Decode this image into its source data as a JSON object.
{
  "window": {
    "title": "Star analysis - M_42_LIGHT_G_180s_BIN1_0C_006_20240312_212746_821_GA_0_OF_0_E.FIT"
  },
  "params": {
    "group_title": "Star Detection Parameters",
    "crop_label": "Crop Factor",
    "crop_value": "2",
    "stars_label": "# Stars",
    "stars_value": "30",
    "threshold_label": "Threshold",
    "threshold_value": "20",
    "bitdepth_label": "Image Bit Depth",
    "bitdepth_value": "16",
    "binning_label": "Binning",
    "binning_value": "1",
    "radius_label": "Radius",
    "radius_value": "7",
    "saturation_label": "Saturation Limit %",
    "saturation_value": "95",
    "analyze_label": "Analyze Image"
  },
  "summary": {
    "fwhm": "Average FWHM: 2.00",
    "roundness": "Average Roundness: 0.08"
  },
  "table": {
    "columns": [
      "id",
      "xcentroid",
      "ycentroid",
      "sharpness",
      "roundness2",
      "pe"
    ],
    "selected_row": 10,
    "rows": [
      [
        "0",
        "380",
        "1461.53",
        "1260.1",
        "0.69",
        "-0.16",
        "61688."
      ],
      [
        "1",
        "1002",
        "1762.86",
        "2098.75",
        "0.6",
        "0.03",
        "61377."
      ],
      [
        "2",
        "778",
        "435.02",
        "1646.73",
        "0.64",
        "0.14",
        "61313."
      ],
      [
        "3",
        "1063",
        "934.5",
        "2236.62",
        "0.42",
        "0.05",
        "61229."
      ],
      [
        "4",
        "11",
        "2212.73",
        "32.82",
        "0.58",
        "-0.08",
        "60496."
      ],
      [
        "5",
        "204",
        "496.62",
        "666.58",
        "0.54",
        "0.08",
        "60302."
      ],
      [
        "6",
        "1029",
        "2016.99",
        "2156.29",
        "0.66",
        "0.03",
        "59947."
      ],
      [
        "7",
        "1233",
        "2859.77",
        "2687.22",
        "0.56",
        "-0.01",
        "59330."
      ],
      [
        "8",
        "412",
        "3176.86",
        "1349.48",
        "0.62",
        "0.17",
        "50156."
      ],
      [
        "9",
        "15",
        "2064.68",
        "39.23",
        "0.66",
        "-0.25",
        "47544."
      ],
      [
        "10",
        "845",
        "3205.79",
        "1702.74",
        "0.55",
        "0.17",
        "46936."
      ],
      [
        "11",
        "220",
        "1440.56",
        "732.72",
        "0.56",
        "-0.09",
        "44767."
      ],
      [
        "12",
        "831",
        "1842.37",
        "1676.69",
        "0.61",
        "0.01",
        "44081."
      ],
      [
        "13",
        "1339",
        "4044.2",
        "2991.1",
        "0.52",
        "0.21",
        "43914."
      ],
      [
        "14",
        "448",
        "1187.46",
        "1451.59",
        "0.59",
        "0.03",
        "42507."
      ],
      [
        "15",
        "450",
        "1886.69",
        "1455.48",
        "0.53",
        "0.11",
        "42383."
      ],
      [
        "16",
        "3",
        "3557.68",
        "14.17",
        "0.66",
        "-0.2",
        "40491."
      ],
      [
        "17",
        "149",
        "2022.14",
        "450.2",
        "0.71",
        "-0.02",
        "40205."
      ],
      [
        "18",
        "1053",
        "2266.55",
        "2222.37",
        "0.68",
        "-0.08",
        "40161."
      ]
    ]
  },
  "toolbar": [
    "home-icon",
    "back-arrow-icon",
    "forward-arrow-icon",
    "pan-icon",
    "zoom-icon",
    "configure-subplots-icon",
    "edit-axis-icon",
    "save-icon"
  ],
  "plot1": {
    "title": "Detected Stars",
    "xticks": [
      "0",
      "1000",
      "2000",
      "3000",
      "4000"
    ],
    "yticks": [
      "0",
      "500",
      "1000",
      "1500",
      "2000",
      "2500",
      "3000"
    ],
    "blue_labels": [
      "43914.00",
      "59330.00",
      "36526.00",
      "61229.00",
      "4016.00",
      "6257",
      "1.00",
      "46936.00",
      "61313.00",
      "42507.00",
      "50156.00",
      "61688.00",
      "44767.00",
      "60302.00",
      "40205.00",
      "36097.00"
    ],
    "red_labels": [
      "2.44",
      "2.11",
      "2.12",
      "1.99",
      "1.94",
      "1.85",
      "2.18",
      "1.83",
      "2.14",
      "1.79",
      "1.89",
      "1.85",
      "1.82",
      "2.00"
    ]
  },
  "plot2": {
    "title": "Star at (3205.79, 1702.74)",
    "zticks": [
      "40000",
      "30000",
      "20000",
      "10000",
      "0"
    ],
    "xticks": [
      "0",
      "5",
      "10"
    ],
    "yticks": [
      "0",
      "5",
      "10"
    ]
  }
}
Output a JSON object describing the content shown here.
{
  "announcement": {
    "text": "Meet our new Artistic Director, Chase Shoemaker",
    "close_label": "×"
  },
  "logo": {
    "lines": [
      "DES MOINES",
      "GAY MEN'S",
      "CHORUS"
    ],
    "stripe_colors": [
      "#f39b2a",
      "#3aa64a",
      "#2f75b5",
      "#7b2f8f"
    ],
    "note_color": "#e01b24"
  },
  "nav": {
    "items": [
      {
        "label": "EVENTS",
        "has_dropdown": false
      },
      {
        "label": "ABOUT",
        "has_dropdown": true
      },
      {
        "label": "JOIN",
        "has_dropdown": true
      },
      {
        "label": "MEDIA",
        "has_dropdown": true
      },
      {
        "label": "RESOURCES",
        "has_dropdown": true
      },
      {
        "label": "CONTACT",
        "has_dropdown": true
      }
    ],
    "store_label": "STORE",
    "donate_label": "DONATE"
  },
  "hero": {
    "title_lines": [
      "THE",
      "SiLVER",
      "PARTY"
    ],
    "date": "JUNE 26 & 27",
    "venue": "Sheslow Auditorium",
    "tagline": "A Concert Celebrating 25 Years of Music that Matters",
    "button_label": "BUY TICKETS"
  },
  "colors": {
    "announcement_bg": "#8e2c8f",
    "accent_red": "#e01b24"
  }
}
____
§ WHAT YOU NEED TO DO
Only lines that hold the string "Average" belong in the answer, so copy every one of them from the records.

§ RESPONSE BOX
    "fwhm": "Average FWHM: 2.00",
    "roundness": "Average Roundness: 0.08"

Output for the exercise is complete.